§ **Your goal**
Look over the lines below. Report each one that includes the string "content".
=== Provided information ===
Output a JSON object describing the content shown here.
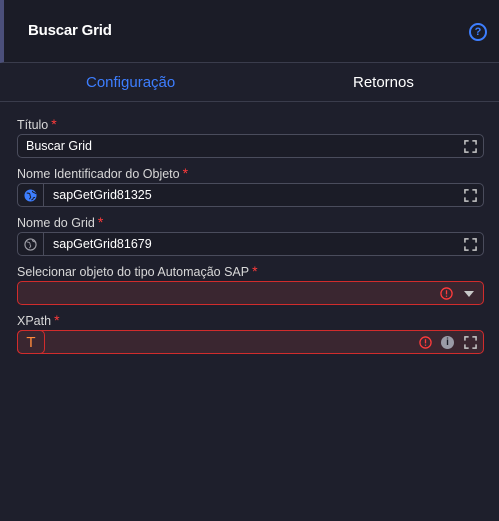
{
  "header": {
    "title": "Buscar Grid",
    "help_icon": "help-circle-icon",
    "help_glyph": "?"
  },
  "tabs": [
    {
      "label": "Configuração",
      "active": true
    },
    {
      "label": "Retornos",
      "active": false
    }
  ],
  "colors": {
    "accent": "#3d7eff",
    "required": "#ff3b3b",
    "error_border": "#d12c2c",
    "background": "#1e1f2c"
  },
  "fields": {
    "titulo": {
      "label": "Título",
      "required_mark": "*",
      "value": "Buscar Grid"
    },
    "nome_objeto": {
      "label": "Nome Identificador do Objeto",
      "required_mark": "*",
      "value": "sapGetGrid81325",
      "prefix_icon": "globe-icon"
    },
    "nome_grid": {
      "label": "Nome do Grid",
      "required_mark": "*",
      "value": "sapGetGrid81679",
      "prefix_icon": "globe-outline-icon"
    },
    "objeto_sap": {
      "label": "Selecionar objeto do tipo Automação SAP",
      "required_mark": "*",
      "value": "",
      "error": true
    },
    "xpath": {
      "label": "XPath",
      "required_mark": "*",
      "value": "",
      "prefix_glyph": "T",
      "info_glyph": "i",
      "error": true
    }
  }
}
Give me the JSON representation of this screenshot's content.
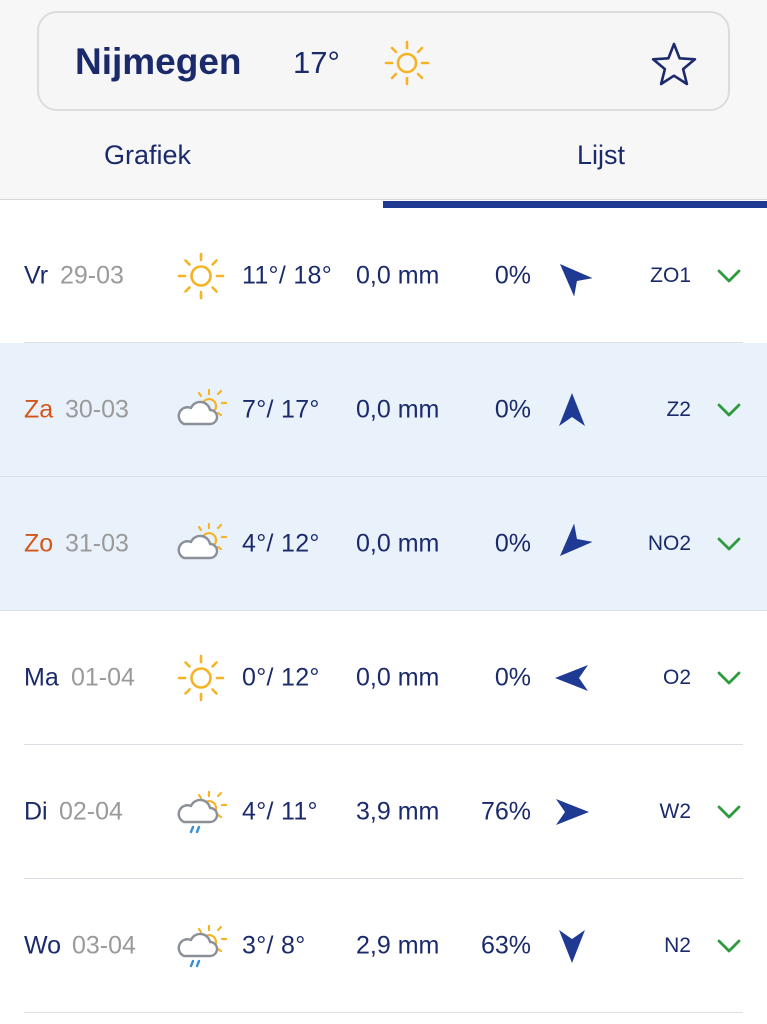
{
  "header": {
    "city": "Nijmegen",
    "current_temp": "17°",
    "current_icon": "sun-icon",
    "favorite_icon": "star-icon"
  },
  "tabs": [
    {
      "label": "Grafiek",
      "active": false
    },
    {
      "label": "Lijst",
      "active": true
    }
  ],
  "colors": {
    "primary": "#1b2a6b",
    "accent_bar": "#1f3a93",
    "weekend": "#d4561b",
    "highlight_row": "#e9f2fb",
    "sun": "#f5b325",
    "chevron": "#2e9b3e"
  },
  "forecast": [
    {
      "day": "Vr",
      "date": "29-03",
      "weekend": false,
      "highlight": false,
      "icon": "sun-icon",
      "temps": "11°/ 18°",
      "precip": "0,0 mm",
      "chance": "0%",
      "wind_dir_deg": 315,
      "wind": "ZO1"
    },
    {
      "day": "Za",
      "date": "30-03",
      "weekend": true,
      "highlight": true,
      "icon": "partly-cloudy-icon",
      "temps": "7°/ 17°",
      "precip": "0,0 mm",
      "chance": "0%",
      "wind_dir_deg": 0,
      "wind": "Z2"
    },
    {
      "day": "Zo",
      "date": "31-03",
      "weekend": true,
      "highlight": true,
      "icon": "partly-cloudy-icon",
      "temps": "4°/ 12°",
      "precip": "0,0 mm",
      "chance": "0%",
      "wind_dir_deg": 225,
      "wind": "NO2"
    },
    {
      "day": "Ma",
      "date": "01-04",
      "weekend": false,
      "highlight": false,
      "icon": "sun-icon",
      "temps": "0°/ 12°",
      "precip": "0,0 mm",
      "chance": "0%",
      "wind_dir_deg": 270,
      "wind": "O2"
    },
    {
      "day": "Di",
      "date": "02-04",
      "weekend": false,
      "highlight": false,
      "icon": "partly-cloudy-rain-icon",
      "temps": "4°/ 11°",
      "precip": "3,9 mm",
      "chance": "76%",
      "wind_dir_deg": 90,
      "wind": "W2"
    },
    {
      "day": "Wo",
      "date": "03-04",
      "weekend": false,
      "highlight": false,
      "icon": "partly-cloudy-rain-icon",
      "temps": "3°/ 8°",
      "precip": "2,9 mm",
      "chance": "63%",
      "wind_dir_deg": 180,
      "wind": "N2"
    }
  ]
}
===
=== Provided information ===
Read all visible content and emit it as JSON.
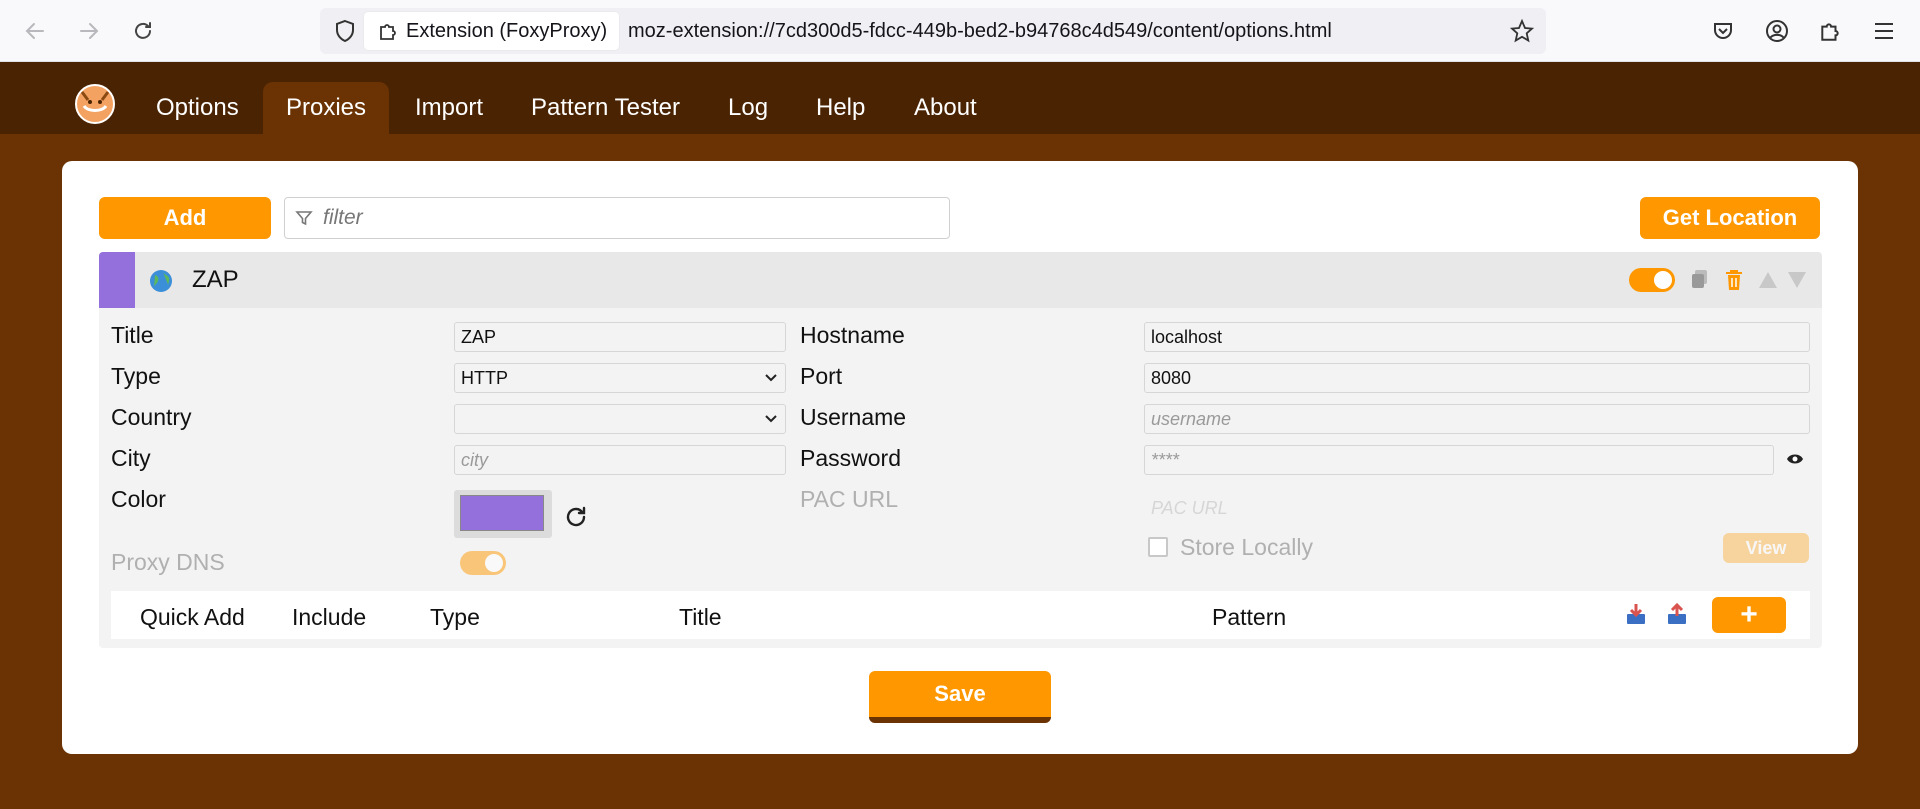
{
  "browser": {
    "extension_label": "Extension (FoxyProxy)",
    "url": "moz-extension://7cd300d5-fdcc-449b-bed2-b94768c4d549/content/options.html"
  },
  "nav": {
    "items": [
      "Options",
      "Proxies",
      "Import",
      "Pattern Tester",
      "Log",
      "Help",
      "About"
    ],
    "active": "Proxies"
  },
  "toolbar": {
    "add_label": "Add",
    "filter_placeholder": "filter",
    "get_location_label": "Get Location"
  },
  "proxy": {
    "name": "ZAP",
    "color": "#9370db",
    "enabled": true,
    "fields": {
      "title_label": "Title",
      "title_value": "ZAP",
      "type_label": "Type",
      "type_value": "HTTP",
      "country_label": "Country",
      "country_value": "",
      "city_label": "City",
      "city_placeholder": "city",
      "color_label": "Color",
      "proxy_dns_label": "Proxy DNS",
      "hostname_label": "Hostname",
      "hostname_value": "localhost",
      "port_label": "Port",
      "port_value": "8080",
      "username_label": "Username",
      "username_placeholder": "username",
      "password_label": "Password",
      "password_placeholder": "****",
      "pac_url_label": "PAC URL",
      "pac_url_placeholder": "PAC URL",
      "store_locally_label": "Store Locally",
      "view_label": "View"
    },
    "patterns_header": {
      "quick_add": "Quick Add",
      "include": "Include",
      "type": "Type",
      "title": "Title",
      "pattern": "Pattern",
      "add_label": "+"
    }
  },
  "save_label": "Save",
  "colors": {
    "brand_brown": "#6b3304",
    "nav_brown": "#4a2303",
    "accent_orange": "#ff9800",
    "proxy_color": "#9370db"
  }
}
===
§ **Response area**
Output a JSON object describing the content shown here.
Give me the JSON representation of this screenshot's content.
Read all visible content and emit it as JSON.
    "url": "moz-extension://7cd300d5-fdcc-449b-bed2-b94768c4d549/content/options.html"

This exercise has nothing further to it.